%%

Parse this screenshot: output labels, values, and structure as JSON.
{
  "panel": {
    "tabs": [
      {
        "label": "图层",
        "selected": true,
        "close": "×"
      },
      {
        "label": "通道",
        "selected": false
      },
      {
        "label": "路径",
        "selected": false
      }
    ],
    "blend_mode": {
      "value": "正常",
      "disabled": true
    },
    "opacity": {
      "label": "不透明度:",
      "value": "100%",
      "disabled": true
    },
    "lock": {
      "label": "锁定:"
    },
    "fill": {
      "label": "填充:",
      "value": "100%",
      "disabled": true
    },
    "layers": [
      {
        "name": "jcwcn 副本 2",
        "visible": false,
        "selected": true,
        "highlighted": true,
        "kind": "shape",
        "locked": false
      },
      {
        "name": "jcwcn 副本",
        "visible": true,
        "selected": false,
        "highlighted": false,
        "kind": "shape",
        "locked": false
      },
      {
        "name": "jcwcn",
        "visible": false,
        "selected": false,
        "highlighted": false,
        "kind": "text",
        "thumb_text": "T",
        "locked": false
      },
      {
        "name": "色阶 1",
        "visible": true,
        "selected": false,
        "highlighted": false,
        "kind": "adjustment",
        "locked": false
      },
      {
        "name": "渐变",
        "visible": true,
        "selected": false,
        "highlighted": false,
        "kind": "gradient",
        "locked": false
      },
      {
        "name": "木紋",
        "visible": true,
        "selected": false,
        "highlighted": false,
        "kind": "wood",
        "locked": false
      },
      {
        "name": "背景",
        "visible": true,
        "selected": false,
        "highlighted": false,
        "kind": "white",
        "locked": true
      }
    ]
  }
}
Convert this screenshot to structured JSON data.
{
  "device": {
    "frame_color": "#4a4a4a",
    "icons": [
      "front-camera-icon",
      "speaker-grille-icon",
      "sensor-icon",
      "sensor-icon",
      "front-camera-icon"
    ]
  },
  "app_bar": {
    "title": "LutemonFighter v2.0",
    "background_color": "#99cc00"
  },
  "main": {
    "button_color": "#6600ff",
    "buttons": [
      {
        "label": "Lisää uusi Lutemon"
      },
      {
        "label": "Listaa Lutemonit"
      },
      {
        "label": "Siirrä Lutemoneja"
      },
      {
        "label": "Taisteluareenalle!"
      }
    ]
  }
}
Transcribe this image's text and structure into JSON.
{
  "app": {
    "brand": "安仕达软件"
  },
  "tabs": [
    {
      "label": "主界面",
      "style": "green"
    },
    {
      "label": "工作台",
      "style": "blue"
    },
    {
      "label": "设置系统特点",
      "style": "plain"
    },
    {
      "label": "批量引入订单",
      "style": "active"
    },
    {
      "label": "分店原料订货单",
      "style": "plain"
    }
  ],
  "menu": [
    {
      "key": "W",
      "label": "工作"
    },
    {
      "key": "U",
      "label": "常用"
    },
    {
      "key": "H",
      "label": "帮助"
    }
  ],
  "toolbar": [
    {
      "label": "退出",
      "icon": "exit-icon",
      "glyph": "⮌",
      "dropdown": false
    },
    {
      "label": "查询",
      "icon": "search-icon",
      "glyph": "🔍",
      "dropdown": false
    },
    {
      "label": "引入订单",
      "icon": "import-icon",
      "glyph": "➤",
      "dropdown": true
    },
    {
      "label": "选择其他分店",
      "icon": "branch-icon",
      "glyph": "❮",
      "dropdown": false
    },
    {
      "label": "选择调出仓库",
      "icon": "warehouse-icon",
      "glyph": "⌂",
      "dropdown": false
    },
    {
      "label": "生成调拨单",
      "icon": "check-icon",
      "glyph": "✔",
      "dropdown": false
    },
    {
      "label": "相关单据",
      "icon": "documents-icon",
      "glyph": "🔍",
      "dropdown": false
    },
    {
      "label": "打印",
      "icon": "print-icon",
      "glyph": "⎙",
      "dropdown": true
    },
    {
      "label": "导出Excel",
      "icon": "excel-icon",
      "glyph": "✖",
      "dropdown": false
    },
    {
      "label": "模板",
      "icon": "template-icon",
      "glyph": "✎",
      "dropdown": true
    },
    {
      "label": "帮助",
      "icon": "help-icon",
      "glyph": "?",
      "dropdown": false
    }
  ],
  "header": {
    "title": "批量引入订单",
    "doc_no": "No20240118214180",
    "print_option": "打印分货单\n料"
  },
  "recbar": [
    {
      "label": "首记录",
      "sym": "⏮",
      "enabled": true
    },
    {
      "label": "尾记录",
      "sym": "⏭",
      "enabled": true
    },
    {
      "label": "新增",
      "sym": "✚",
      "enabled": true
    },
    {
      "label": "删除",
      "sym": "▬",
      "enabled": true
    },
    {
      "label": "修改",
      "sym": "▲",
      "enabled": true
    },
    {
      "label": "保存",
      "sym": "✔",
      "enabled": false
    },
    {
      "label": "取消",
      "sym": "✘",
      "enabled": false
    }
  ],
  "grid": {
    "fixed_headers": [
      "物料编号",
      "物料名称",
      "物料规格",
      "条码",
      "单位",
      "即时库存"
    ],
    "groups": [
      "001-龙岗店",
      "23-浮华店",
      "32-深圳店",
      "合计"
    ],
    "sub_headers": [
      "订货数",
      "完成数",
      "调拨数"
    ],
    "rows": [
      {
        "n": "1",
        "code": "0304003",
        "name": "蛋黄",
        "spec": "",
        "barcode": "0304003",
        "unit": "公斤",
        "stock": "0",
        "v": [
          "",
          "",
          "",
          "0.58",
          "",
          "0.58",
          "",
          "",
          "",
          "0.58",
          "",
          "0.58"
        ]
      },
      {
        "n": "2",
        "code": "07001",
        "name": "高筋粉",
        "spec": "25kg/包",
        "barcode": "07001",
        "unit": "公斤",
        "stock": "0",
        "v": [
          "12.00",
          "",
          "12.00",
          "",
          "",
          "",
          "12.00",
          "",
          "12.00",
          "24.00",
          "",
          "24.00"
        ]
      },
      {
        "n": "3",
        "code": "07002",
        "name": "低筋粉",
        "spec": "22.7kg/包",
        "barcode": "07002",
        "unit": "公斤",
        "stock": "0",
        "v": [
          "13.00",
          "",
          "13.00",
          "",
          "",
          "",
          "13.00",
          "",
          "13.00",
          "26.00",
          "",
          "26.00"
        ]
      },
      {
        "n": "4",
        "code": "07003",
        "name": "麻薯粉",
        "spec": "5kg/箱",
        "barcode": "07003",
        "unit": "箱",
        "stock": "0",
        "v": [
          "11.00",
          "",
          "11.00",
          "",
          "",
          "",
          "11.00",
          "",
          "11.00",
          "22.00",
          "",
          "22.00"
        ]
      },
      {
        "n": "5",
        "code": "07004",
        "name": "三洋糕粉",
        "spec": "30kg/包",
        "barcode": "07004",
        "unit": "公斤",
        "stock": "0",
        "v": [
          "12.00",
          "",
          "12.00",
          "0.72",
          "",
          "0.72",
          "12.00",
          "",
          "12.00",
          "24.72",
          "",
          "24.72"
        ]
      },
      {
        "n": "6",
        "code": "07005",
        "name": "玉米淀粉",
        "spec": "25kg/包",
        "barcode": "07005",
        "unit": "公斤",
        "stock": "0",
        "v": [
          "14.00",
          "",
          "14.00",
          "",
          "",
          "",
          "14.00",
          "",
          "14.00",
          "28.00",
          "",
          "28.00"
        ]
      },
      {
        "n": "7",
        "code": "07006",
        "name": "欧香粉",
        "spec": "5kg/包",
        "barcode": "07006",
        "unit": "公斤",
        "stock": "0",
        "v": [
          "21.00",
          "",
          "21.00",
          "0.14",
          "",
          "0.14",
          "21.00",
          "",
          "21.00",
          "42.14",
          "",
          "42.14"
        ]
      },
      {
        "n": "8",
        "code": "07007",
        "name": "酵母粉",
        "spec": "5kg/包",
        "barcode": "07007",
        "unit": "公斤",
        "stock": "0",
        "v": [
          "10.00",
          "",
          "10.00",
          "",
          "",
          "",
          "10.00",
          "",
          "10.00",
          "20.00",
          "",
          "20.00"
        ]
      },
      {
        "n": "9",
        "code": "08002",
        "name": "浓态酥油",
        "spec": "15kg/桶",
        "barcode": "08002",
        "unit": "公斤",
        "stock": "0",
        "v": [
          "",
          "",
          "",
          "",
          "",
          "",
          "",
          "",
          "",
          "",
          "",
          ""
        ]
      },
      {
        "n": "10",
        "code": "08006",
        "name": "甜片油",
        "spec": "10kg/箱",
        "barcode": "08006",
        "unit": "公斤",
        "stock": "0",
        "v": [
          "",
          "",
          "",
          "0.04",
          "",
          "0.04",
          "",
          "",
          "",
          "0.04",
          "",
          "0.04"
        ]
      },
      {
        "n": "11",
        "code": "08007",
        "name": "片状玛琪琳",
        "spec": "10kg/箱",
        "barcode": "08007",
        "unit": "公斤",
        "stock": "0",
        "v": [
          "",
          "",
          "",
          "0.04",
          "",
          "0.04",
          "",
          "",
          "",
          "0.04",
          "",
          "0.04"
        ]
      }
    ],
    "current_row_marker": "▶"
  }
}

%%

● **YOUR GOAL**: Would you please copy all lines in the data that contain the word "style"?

● **TASK RESPONSE**:
      "style": "green"
      "style": "blue"
      "style": "plain"
      "style": "active"
      "style": "plain"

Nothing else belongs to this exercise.